  • Check the weather and pack accordingly. Make sure you have one "just in case" outfit/item should the forecast be wrong. Just one, though. Not ten. 

#5 Ladies, rev your engines.

I've lived in Brooklyn for a decade. I don't own a car. I never drive. When the Ford crew handed me the keys to the car I didn't know how to start it. (It’s 2015, you just press a button.) Yes, after a quick tutorial on How To Drive from a terrified Mustang rep, it was like riding a bike. If you're driving your own car you should, you know, make sure it works. If you're renting a car, aside from how to start it, you're gonna wanna know which side your gas tank is on, how to turn your lights on, how to change the radio station, if it has a USB connection, and of course, how to put the top down.

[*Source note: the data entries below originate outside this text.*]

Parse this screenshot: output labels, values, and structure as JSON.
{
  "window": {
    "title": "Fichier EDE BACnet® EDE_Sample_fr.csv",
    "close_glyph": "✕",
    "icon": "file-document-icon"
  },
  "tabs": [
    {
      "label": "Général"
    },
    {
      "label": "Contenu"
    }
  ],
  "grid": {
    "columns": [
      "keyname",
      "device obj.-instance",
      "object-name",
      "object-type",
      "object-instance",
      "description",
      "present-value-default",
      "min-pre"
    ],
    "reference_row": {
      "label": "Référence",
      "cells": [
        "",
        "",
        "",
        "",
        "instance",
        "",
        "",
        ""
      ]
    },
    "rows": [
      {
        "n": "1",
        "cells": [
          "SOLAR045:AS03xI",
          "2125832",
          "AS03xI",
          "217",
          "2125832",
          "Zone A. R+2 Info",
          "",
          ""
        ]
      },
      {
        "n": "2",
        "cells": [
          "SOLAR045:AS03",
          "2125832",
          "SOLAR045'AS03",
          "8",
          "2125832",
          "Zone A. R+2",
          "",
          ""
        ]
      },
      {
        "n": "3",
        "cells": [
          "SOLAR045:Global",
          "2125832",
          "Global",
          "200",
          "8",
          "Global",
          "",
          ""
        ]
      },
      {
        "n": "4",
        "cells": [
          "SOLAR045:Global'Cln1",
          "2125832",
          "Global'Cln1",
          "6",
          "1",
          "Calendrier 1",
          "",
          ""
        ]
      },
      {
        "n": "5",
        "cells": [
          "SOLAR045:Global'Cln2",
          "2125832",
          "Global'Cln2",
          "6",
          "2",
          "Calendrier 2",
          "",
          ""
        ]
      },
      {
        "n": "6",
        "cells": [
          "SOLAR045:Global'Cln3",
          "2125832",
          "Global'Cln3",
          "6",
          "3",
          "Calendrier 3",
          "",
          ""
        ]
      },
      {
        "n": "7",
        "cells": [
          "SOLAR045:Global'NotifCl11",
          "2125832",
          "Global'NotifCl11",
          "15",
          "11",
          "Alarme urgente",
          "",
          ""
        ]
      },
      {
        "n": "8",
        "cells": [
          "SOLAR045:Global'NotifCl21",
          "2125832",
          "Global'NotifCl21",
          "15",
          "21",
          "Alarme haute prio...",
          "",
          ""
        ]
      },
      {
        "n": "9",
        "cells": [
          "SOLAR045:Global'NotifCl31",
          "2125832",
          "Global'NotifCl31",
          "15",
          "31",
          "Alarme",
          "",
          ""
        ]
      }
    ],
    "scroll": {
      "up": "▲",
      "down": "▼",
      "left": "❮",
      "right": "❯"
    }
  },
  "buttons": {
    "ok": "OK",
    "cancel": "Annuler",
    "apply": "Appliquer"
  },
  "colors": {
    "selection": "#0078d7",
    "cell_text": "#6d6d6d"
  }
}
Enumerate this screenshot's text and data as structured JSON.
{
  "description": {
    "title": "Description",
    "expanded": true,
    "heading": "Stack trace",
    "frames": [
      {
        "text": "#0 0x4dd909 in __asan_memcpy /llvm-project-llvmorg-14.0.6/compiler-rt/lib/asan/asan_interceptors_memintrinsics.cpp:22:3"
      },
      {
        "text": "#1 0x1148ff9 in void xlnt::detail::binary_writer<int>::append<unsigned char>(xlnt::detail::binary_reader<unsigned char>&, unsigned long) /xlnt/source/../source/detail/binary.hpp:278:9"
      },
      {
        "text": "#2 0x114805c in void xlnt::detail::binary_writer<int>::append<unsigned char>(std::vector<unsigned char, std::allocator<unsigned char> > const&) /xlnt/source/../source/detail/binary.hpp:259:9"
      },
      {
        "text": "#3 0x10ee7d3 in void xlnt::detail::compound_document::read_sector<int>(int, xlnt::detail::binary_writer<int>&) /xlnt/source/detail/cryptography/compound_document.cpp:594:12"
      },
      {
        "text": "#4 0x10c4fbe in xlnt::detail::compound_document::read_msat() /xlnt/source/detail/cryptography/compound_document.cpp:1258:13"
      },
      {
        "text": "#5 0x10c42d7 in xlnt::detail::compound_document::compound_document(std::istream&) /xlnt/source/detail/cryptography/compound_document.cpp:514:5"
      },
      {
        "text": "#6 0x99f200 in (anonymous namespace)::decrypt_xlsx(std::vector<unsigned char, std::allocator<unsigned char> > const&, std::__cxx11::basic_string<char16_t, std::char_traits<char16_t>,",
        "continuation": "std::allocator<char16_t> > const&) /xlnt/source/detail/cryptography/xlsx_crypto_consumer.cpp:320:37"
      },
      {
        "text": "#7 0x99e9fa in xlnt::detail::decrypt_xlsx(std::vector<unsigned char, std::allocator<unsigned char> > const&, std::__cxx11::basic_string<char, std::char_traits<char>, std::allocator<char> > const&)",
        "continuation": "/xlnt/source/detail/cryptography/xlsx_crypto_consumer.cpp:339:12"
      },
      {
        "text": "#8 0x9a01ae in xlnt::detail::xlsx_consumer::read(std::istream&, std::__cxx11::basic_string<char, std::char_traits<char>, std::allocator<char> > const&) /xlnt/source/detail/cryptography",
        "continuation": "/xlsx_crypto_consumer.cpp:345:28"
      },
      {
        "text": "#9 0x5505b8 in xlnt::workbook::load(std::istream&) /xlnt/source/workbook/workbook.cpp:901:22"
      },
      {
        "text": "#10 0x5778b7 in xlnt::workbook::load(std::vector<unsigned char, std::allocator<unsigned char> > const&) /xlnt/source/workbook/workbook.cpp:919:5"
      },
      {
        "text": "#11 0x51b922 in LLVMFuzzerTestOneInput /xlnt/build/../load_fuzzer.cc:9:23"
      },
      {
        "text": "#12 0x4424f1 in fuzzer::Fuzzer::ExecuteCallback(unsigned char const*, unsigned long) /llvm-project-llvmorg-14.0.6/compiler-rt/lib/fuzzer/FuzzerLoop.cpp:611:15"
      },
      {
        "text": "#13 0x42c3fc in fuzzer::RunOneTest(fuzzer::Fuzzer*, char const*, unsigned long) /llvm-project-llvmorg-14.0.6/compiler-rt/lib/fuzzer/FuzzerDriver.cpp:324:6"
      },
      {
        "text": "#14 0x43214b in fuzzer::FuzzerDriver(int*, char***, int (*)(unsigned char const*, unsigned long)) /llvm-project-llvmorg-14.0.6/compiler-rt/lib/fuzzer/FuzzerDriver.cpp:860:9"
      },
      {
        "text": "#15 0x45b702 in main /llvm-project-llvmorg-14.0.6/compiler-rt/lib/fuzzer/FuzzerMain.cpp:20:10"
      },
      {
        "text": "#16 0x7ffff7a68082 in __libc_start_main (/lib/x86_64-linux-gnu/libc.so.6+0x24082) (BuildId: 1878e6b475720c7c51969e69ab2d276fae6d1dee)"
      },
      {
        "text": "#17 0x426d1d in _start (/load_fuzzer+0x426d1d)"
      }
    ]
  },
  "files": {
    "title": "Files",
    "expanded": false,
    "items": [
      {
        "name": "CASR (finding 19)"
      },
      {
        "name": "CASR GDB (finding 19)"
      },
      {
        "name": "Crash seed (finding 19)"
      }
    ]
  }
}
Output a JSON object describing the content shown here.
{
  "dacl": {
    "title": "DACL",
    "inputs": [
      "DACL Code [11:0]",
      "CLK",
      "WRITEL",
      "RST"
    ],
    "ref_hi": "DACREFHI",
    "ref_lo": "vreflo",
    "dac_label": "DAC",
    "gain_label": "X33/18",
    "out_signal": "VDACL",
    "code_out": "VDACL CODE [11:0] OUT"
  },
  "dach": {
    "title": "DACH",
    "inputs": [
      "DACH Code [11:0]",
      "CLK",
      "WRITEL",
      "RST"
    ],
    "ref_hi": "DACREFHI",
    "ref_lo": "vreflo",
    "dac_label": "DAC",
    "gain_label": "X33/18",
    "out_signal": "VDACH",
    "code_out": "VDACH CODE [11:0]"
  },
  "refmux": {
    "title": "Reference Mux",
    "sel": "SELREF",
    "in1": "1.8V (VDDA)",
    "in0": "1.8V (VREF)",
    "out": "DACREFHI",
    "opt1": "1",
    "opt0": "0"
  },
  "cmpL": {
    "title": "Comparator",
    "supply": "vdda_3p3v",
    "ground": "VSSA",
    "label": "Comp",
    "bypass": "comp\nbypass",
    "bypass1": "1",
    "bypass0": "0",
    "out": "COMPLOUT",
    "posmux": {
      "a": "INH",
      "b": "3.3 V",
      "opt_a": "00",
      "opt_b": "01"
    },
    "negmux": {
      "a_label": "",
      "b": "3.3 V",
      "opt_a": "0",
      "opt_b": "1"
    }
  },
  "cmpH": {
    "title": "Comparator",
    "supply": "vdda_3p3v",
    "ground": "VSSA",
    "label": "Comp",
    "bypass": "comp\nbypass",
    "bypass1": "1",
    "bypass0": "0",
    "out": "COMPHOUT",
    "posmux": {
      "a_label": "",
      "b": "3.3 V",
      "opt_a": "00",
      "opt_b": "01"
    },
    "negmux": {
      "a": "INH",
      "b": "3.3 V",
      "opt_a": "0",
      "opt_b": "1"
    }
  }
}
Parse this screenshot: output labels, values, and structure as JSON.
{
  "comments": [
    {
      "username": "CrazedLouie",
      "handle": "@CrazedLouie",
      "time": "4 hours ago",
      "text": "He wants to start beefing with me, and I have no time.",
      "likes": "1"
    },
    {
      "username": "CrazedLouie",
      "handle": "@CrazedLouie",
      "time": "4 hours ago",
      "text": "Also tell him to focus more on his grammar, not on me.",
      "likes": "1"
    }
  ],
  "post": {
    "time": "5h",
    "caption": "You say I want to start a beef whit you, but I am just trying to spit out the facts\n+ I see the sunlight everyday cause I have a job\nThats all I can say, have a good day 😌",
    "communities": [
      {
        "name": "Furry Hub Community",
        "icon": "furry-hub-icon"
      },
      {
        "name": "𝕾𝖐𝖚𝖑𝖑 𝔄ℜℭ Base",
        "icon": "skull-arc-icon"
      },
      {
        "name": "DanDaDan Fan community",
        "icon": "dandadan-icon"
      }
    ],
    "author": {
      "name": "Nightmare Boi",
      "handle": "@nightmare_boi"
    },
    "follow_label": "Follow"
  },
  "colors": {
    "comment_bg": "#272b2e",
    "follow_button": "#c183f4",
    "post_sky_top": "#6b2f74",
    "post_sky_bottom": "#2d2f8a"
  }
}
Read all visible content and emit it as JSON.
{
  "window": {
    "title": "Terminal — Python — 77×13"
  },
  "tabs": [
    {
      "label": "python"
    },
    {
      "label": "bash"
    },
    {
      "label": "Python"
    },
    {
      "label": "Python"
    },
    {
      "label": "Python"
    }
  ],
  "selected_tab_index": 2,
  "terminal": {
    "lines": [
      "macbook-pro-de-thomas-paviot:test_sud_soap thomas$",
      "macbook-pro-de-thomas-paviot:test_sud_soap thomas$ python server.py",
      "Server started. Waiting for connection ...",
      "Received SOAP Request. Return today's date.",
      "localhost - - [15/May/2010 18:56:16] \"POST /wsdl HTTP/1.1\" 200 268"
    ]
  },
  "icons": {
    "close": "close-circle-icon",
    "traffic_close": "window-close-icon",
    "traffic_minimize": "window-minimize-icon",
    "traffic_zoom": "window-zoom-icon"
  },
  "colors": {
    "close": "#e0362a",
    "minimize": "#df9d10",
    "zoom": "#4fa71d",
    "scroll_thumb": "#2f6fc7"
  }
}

Obviously, if AT ALL possible: drive a Ford Mustang.

#6 Pump up the jams.

A good driving playlist can make or break your trip. Mustang actually made us one that we ended up playing on loop. We added a few of our own favorites and voila: The Best Playlist Ever for The Best Road Trip Ever.

#7 Fuel up.

I'm talking food, people. Snacks! All the snacks. When you're out on the road for half hours at a time you're gonna get hungry. In our early morning haste to get on the road we kept forgetting to stock up on snacks/coffee/water/meat. We actually drove miles into Joshua Tree National park before realizing we had no water. And it's a desert in a drought y'all! All small snacks aside, if you're living the YOLO lifestyle, road trips are a great time to indulge in some good old fashion fast food and sit-down-diner dinners. One of our favorite meals took place at a local diner that had come highly recommended to us as, "the best place in town—they have everything Denny's does!" Sold.

#8 Choose your accommodations wisely.

I'm sure some people enjoy researching this kind of thing. Not me; I really can't emotionally afford to open another browser tab. The key to figuring out where to stay (and living life in general) is: Know your hard limits but keep an open mind. If you're doing a quick road trip you won't be hanging around your hotel/motel/holiday inn for extended periods of time. We debated—should we splurge because we're only staying for a couple of nights? Or should we "rough it" because we're only staying a couple nights? In the end we spent two nights in beautiful hotels courtesy of Ford and one night at a rustic inn known to be haunted by the ghost of Gram Parsons.

Variety is the spice of life.

#9 Plan activities, and try to have the most fun possible.

I'm not into over-scheduling my vacation time. And after all, when you're road-tripping, THAT is the activity. However, if you're checking out a new area it's definitely worth doing some sight-seeing or at least setting aside some lounge time. Even if you're not far from home chances are there are some landmarks you've never investigated. Do it. Have fun, be goofy. And don't forget: Pics or it didn't happen.

Drive safe!